He took my hand, pulling me back down.
“They’re not real. But, they’re real to you, and I get it. But Patty, get real.” He tugged on my hand. I looked away. “You do not suck at everything. You might be stuck in sales for now, but it’s a good job. It’s a good job for now. You’ll get somewhere else soon. You’re young; you have plenty of time. We all know your writing is great, so you just have to wait for something to happen. You’re doing all the right things.”
He stopped there. He looked off at the washing machine. I was waiting for him to address the rest of it. Gabe didn’t believe in dishing out compliments just because I fished for them, but I still waited for them anyway.
“And you know I love you the way you are. You’re not fat or ugly. And working in sales doesn’t make you fat or ugly, or what was it? A buttery slob?”
“I didn’t say that, but now I know I’m a buttery slob,” I muttered. I knew it was a stretch, but twisting Gabe’s words was a talent of mine.
He rolled his eyes, ignoring me.
“I’ll buy you new pants, okay? But you’re not anything you said you were. And even if you still think it,” he paused, choosing his words, “just know that I loved Patty then, and I’ll love future Patty.

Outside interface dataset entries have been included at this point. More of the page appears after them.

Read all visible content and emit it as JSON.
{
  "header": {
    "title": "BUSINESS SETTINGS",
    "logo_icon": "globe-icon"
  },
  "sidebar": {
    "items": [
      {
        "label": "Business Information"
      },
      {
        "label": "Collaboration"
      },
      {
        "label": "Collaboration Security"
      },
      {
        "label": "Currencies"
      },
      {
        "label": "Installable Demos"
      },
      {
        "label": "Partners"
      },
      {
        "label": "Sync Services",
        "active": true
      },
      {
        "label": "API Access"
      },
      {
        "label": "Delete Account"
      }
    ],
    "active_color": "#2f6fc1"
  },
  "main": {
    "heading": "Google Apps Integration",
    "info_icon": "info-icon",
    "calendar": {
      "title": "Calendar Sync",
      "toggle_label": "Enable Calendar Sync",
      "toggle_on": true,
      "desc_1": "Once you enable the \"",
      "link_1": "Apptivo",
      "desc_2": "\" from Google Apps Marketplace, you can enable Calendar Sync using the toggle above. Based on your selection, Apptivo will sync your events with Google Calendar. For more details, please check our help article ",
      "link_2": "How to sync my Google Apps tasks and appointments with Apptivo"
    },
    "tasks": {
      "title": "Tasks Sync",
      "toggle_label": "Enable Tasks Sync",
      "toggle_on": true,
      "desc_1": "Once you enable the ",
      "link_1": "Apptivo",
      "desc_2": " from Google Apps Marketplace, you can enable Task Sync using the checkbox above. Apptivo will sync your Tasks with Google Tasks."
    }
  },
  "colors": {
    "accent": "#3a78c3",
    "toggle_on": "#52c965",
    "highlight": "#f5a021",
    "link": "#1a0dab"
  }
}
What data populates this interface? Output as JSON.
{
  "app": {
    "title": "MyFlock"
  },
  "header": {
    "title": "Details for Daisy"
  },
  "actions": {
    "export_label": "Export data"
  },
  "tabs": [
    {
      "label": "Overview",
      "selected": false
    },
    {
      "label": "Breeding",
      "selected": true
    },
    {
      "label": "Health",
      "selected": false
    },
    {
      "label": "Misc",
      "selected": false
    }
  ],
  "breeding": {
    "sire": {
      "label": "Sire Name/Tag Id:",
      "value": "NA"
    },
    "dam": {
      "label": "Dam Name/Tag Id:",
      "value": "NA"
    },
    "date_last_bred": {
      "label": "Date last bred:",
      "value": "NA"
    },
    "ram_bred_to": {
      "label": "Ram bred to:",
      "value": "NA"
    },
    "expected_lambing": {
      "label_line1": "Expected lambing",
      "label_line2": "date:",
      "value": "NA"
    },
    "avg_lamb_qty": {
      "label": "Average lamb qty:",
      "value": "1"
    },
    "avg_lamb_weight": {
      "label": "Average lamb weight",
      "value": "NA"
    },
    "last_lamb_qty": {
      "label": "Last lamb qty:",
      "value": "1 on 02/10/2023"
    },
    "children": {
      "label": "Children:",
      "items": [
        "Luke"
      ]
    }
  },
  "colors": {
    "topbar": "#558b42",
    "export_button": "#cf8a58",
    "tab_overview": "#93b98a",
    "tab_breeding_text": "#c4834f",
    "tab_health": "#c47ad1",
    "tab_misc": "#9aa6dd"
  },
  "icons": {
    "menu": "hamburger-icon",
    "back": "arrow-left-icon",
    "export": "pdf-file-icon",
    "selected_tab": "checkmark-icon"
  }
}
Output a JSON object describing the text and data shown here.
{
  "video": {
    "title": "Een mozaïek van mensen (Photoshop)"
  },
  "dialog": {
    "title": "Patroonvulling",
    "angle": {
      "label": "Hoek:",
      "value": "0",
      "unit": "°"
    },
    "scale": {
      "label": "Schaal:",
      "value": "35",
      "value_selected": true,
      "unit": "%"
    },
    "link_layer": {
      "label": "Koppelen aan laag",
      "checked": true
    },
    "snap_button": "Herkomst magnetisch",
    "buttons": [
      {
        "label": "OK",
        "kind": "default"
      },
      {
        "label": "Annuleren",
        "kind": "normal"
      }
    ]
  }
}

And I love all the Pattys in between.”
I took my shot then, releasing the floodgates again, letting a few salty tears slip down my still damp cheeks.
“If you loved me so much, then why did you forget my birthday?” I sobbed.
He drew his head back, blinking a few times, finally realizing that today was, in fact, his girlfriend’s twenty-third birthday.
I held up a hand. “It’s fine. It doesn’t even matter now.” I choked out another sob.
“Patty, it’s Thursday.”
“I know, and it was supposed to be a good Thursday,” I said. I was whining at this point. “Tomorrow is Friday. I was supposed to look pretty and have a good day, but I worked on spreadsheets all day. And no one talked to me, Gabe. Plus, I got rejected like fifty times, and I went to the movies all alone and the guy felt bad for me, and then I ruined my favorite pants.”
I would have rattled on more, but Gabe put his dirty hands on my cheeks and pressed gently. I stopped talking.
“Patty, it’s Thursday.”
“I know,” I squeaked and pulled his hands from my face.
He smiled, shaking his head. “Patty, your birthday is tomorrow.”
Laura Gonzalez lived most of her life in Edinburg, TX and has been a self-proclaimed writer since she was writing about mermaids at age 6. Today, she holds both her bachelor’s and master’s degree from UTRGV. She usually writes when she’s supposed to be doing something else and is working on novels that she eventually hopes to publish. When she’s not writing, she’s probably reading or at the movies. She also thinks she’s kind of funny and can be found on twitter at @iammlauraa .